Work task = In this data, count the lines in which "Reports" appears and give only that number.
Content starts
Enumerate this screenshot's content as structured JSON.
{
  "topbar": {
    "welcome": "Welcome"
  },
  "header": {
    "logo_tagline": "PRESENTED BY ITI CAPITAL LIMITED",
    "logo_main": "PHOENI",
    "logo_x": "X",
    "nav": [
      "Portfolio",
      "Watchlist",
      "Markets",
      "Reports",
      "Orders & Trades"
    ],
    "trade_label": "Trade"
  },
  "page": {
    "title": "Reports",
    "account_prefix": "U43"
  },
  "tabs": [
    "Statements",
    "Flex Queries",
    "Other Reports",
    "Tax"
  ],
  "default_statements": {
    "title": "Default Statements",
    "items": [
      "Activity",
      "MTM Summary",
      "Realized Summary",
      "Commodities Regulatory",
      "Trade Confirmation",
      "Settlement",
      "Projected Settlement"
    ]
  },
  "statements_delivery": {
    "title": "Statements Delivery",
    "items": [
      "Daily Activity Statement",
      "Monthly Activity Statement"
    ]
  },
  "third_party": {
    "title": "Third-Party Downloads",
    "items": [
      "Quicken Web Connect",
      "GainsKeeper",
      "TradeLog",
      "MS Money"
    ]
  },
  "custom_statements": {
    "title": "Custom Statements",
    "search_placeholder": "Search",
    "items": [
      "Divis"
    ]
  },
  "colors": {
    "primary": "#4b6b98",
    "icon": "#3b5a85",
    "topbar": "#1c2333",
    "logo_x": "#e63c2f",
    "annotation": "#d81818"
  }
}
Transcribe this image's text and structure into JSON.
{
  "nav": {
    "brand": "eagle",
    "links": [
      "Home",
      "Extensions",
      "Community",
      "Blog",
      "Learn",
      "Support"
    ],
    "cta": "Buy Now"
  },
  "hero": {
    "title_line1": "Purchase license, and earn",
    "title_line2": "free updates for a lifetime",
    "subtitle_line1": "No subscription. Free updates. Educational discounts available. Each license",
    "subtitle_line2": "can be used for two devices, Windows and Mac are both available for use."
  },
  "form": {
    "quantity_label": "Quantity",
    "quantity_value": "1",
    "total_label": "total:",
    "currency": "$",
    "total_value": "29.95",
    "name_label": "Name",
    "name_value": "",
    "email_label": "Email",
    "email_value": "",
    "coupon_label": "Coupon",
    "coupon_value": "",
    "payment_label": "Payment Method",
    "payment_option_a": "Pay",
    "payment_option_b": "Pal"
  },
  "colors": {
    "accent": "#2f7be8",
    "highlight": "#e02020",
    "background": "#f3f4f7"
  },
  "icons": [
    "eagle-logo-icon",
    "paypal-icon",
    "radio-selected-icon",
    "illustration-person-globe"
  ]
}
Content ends
Written response = 3